A government-defined executive agreement refers to a legally binding agreement between the executive branch of the government of the United States and a foreign government. This type of agreement does not require the approval of the Senate, unlike treaties. Instead, it is concluded by the President or other executive officials with the authority to do so.
Executive agreements can cover a wide range of issues, including trade, military cooperation, immigration, and security. They are often used to bypass the lengthy process of treaty negotiation and ratification, which can take years to complete.
One of the most significant advantages of executive agreements is that they can be concluded more quickly than treaties. This is because they do not need to go through the Senate approval process, which can be time-consuming and politically contentious. As a result, executive agreements can be used to respond to urgent situations that require immediate action.

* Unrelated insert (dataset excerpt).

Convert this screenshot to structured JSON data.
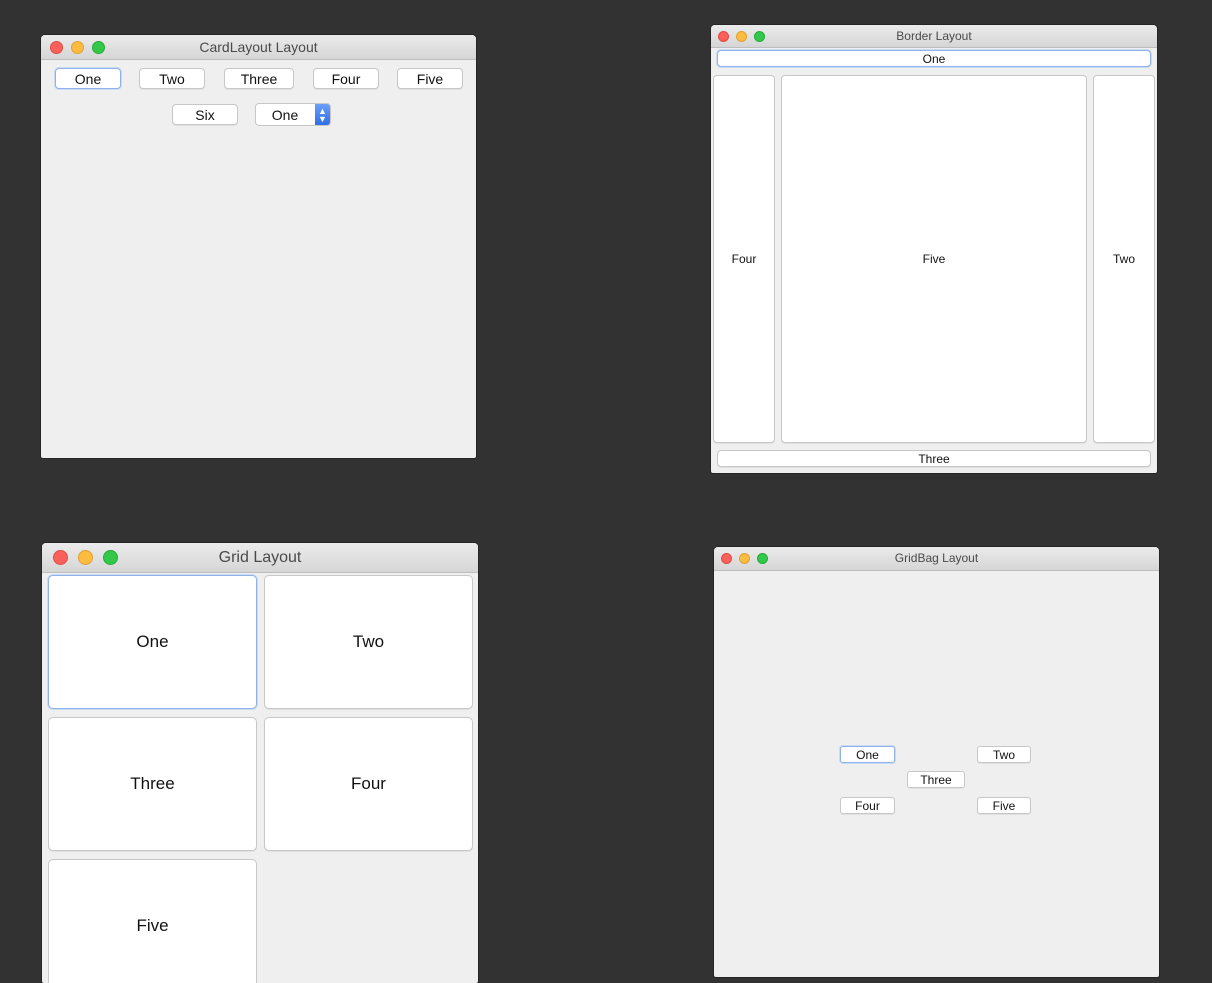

However, the use of executive agreements has been a topic of debate in recent years, with some arguing that they bypass the constitutional requirement for treaty ratification by the Senate. Critics have accused Presidents of using executive agreements to circumvent the democratic process and bypass Congressional oversight.
Despite these concerns, executive agreements remain a vital tool for the executive branch of the government in conducting foreign policy. They allow the government to negotiate and conclude agreements quickly and efficiently, without the need for lengthy treaty negotiations and the approval process.

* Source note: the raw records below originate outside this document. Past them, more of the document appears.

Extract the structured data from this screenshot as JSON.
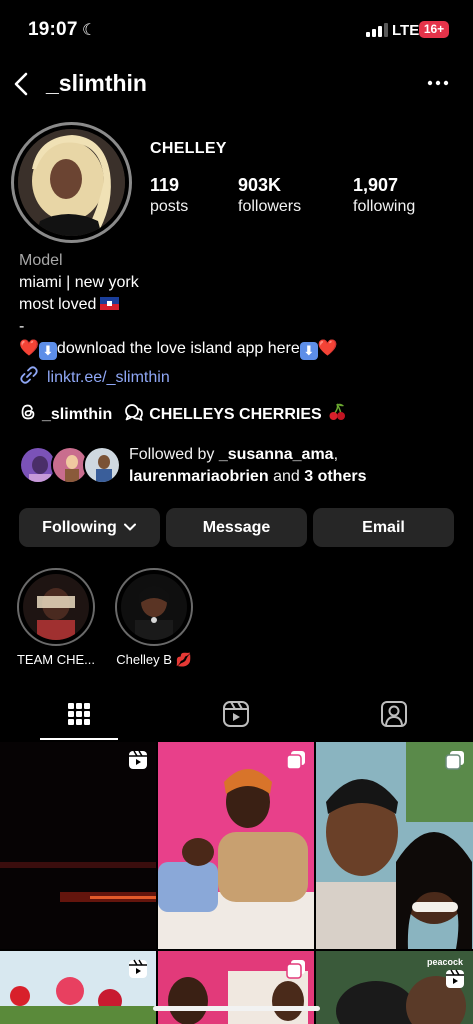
{
  "status_bar": {
    "time": "19:07",
    "network": "LTE",
    "battery": "16+"
  },
  "header": {
    "username": "_slimthin"
  },
  "profile": {
    "display_name": "CHELLEY",
    "stats": [
      {
        "value": "119",
        "label": "posts"
      },
      {
        "value": "903K",
        "label": "followers"
      },
      {
        "value": "1,907",
        "label": "following"
      }
    ],
    "bio": {
      "category": "Model",
      "line1": "miami | new york",
      "line2": "most loved",
      "line3": "-",
      "line4": "download the love island app here"
    },
    "link": "linktr.ee/_slimthin",
    "threads_handle": "_slimthin",
    "channel_name": "CHELLEYS CHERRIES",
    "followed_by": {
      "prefix": "Followed by",
      "user1": "_susanna_ama",
      "user2": "laurenmariaobrien",
      "and": "and",
      "others": "3 others"
    }
  },
  "buttons": {
    "following": "Following",
    "message": "Message",
    "email": "Email"
  },
  "highlights": [
    {
      "label": "TEAM CHE..."
    },
    {
      "label": "Chelley B"
    }
  ],
  "grid": {
    "peacock_label": "peacock"
  },
  "colors": {
    "background": "#000000",
    "button_bg": "#262626",
    "link": "#8fa7f5",
    "secondary_text": "#a8a8a8",
    "battery_badge": "#e5334a"
  }
}
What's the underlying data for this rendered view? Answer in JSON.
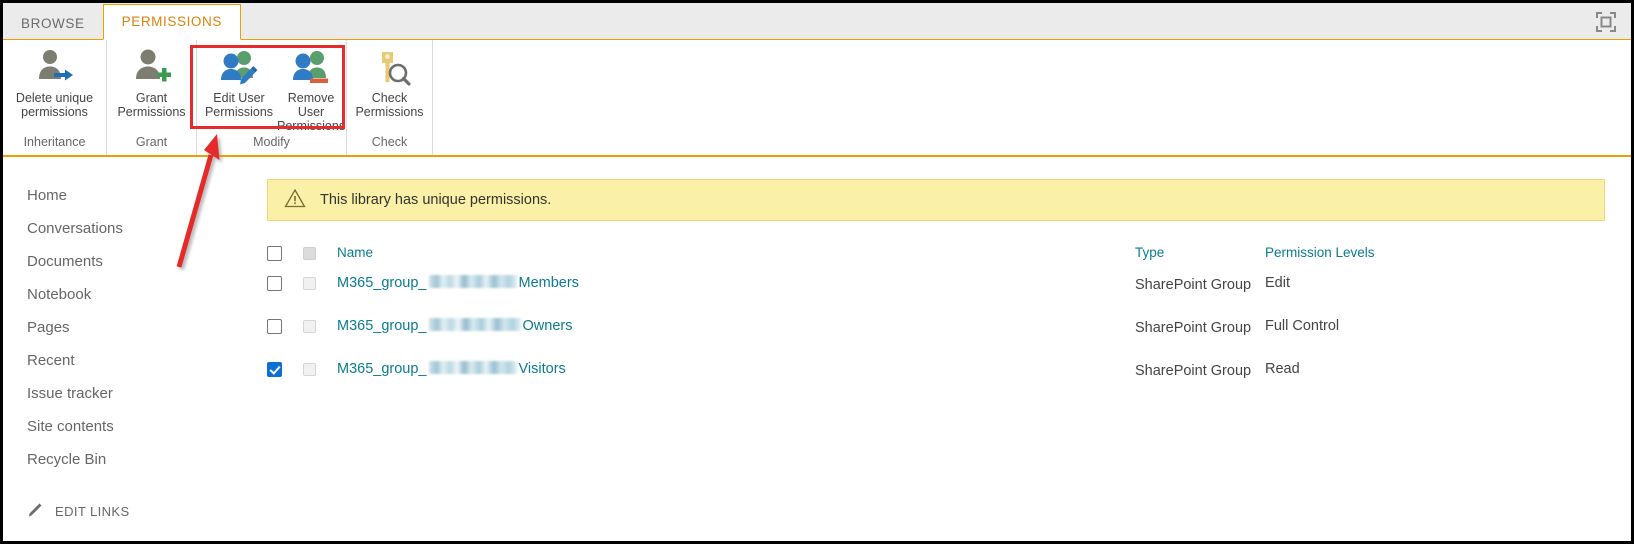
{
  "window": {
    "expand_icon": "focus-on-content-icon"
  },
  "ribbon": {
    "tabs": [
      {
        "label": "BROWSE",
        "active": false
      },
      {
        "label": "PERMISSIONS",
        "active": true
      }
    ],
    "groups": [
      {
        "label": "Inheritance",
        "buttons": [
          {
            "label": "Delete unique permissions",
            "icon": "delete-unique-permissions-icon"
          }
        ]
      },
      {
        "label": "Grant",
        "buttons": [
          {
            "label": "Grant Permissions",
            "icon": "grant-permissions-icon"
          }
        ]
      },
      {
        "label": "Modify",
        "buttons": [
          {
            "label": "Edit User Permissions",
            "icon": "edit-user-permissions-icon"
          },
          {
            "label": "Remove User Permissions",
            "icon": "remove-user-permissions-icon"
          }
        ]
      },
      {
        "label": "Check",
        "buttons": [
          {
            "label": "Check Permissions",
            "icon": "check-permissions-icon"
          }
        ]
      }
    ]
  },
  "sidebar": {
    "items": [
      {
        "label": "Home"
      },
      {
        "label": "Conversations"
      },
      {
        "label": "Documents"
      },
      {
        "label": "Notebook"
      },
      {
        "label": "Pages"
      },
      {
        "label": "Recent"
      },
      {
        "label": "Issue tracker"
      },
      {
        "label": "Site contents"
      },
      {
        "label": "Recycle Bin"
      }
    ],
    "edit_links": "EDIT LINKS"
  },
  "banner": {
    "icon": "warning-triangle-icon",
    "message": "This library has unique permissions."
  },
  "table": {
    "headers": {
      "name": "Name",
      "type": "Type",
      "levels": "Permission Levels"
    },
    "rows": [
      {
        "selected": false,
        "name_prefix": "M365_group_",
        "name_redacted": true,
        "name_suffix": "Members",
        "type": "SharePoint Group",
        "level": "Edit"
      },
      {
        "selected": false,
        "name_prefix": "M365_group_",
        "name_redacted": true,
        "name_suffix": "Owners",
        "type": "SharePoint Group",
        "level": "Full Control"
      },
      {
        "selected": true,
        "name_prefix": "M365_group_",
        "name_redacted": true,
        "name_suffix": "Visitors",
        "type": "SharePoint Group",
        "level": "Read"
      }
    ]
  },
  "annotations": {
    "highlight_color": "#e52b2b",
    "highlight_target": "Modify group (Edit User Permissions / Remove User Permissions)",
    "arrow_color": "#e52b2b"
  },
  "colors": {
    "accent_orange": "#e8a200",
    "tab_active_text": "#d8820c",
    "link_teal": "#0b7b8f",
    "checkbox_blue": "#0b6fd4",
    "banner_bg": "#fbf0a7",
    "ribbon_bg": "#ebebeb"
  }
}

In conclusion, a government-defined executive agreement refers to a legally binding agreement between the executive branch of the government of the United States and a foreign government. While the use of executive agreements has been a topic of debate, they remain a vital tool for the executive branch in conducting foreign policy efficiently.